What a great article, Elna! I loved it! 🙂 It’s nice to see you have learned a lot of the tricks of the trade already. You’re sure to be successful in your chosen niche! Congratulations on how far you’ve come in such a short time!Reply to Lorraine
I’ve thought the same thing about her! It’s cool to see writers like Elna succeed so fast when a lot of us flounder around for years before we figure anything out.Reply to Alicia

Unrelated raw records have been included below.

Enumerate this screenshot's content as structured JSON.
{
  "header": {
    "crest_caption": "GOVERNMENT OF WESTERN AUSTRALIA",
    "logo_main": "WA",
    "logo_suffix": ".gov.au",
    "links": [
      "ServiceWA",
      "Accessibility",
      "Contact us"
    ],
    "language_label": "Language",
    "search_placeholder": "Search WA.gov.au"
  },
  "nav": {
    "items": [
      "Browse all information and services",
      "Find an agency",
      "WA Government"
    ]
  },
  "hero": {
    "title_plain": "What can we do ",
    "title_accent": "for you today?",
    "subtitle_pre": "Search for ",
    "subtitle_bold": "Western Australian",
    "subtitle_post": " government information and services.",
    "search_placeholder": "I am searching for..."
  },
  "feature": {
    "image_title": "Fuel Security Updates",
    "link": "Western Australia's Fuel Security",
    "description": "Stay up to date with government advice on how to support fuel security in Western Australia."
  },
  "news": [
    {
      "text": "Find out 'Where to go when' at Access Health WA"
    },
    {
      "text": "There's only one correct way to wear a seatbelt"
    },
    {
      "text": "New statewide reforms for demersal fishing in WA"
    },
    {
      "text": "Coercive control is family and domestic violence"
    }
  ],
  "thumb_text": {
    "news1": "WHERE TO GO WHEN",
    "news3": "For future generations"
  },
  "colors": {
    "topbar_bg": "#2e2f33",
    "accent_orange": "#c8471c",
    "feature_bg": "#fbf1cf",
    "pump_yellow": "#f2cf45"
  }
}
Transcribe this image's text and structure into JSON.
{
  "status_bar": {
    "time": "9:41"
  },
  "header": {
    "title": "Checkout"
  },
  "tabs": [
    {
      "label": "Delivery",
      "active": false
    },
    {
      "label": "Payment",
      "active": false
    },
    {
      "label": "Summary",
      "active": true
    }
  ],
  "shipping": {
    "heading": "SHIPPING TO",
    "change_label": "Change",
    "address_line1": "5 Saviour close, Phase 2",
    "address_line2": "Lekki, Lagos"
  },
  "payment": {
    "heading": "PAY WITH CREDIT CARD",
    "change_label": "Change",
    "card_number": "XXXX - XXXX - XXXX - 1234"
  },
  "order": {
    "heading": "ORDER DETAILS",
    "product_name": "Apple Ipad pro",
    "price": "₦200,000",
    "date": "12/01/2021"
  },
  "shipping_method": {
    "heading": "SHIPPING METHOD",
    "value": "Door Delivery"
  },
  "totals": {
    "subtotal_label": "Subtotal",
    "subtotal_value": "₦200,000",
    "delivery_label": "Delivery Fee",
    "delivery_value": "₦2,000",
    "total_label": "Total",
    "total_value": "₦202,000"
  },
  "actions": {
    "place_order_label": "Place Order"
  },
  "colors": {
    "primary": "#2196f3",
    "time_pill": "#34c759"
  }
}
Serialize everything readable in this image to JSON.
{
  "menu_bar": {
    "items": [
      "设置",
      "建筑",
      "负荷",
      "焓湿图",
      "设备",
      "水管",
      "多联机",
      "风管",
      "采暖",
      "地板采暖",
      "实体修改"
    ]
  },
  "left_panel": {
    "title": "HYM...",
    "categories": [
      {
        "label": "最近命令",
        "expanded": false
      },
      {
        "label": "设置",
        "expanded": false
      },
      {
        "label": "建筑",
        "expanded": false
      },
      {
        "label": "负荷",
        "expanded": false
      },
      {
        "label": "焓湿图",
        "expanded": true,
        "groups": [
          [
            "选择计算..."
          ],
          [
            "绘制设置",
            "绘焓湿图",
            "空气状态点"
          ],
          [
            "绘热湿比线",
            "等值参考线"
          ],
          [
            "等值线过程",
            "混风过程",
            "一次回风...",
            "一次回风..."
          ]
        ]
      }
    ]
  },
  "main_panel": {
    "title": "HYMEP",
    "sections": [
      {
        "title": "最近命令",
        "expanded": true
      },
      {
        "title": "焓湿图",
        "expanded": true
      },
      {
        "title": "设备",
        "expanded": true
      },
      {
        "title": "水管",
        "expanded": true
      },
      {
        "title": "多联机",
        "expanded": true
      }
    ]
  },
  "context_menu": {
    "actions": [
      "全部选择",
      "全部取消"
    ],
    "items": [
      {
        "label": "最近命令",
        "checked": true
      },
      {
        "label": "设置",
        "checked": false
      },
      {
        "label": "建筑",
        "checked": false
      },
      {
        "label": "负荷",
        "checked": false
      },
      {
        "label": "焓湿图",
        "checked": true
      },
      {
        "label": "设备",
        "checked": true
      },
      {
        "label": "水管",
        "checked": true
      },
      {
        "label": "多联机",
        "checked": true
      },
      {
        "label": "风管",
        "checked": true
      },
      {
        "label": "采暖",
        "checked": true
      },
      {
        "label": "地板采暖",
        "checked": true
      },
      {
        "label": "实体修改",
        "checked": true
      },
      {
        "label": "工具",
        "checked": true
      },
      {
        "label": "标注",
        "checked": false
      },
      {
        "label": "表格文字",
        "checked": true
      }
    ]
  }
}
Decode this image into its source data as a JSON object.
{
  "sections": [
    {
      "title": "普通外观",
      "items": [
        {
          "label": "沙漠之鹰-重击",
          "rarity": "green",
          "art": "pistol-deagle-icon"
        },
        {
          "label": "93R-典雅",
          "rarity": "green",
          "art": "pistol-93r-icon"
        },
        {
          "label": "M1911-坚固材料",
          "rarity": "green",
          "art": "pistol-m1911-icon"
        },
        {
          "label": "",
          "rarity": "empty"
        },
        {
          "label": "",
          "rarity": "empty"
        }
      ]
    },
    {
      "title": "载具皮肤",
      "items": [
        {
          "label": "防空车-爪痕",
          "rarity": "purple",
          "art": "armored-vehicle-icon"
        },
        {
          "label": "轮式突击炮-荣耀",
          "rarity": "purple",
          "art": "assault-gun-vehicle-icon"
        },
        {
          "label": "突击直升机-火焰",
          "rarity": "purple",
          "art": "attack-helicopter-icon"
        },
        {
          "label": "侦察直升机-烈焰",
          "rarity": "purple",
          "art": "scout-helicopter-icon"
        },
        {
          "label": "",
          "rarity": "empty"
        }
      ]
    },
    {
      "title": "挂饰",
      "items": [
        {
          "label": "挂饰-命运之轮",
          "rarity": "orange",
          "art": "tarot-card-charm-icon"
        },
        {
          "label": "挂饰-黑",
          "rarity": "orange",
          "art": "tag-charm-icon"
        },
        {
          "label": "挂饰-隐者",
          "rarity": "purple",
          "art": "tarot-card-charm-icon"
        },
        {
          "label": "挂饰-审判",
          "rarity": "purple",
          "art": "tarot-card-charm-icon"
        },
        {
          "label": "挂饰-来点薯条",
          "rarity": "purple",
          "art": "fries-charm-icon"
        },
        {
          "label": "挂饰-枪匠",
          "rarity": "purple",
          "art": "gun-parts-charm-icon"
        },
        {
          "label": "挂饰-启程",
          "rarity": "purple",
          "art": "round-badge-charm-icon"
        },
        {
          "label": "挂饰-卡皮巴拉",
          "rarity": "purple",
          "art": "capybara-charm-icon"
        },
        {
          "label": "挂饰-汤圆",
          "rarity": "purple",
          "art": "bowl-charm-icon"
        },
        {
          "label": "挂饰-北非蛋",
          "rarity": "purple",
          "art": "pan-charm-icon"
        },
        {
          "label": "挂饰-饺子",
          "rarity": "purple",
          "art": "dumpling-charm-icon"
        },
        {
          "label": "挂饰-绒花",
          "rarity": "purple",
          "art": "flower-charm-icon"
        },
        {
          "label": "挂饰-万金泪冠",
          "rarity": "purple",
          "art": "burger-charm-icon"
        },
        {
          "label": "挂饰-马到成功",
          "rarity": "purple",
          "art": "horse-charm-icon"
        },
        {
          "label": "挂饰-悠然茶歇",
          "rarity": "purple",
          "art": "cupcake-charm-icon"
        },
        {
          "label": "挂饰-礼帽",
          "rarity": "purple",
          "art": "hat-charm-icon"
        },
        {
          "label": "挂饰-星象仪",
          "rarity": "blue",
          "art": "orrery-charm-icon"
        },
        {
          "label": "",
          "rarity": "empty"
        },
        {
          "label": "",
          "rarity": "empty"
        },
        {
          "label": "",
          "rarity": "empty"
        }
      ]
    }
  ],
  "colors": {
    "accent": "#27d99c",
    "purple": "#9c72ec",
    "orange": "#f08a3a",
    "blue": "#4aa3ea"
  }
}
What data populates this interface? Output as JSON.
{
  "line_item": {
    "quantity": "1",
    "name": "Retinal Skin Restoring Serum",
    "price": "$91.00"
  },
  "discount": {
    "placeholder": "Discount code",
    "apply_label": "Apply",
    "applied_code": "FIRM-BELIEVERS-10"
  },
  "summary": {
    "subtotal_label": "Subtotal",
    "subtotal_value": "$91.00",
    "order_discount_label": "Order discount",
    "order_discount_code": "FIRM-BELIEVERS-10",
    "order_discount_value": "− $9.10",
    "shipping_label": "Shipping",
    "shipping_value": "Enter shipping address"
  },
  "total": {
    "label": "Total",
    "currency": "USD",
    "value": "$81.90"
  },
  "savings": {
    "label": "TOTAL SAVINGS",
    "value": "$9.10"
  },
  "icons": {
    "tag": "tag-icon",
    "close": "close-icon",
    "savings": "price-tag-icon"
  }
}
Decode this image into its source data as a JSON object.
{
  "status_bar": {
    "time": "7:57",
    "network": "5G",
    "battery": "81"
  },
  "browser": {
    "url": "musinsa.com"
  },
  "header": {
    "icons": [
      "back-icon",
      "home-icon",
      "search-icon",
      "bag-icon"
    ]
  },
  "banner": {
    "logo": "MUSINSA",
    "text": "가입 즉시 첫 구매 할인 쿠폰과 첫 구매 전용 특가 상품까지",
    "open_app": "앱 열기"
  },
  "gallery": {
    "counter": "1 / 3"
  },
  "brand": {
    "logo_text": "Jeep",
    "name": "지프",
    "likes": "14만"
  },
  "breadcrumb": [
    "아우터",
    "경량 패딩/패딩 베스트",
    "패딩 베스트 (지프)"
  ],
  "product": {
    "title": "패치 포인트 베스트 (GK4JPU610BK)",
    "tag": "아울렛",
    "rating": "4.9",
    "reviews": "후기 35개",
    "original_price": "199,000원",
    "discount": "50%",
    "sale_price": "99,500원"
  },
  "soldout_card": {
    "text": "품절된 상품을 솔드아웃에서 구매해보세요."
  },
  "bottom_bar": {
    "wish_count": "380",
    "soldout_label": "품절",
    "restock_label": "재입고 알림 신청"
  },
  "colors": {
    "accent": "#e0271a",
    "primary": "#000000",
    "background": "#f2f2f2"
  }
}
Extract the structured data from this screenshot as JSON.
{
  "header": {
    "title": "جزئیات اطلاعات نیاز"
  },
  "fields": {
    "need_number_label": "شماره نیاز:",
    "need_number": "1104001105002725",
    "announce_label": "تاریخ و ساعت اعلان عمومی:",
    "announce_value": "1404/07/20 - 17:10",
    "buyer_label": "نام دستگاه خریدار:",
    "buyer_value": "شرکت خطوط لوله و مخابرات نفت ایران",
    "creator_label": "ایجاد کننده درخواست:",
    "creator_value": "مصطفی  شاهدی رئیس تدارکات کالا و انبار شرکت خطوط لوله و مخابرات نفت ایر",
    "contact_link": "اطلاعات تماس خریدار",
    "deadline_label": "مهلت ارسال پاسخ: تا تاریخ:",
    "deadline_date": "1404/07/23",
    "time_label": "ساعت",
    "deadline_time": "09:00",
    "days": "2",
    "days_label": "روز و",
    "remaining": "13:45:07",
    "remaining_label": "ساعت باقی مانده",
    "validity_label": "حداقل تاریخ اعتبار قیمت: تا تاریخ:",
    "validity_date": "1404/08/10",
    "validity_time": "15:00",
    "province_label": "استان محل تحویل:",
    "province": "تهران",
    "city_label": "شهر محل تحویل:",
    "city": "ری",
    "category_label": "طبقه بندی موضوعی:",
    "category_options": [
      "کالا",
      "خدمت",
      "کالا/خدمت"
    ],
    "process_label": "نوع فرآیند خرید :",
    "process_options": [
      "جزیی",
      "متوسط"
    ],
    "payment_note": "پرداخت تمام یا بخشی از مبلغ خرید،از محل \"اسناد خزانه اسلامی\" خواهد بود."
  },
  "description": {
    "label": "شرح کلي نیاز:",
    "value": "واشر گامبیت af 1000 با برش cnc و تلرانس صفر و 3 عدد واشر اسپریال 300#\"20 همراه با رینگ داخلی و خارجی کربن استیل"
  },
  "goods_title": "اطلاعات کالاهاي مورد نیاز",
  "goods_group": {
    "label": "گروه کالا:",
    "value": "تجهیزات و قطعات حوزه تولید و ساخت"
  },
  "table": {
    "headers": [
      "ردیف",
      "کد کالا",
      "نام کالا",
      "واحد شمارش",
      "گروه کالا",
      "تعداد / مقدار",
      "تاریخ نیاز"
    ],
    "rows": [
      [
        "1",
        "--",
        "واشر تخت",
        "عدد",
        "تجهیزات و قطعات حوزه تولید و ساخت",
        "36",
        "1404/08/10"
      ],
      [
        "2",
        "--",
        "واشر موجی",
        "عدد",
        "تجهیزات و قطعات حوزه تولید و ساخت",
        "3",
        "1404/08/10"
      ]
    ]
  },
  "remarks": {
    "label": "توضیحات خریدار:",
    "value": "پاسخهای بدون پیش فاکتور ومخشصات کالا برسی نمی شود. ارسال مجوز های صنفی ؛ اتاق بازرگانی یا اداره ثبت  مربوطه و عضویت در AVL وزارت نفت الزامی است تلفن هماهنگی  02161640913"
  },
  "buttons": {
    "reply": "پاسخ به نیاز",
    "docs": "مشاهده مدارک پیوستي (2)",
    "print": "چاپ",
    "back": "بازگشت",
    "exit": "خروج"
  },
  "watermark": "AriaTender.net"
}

Thanks Samar, Creating a visual identity can be a challenge for many solopreneurs. It took me many months to decide on my brand of being colorful with words. As long as you’re landing clients and receiving consistent work, I wouldn’t worry about your brand at the moment. For new freelance writers, though, creating a visual identity will make it that much easier to land gigs! ElnaReply to Elna
Great post, Elna. While I’m pretty happy with my author bio and about page, I struggle with visual branding on a daily basis. Thanks for great info and ideas!Reply to Samar
Thanks Alicia, I recently learned about social media headers and thought it would help your readers! Thanks again for having me contribute to your blog!Reply to Elna
Great tips, Elna! I love your tips about the photos. I didn’t know that saving as PNG images would make it less blurry.Reply to Alicia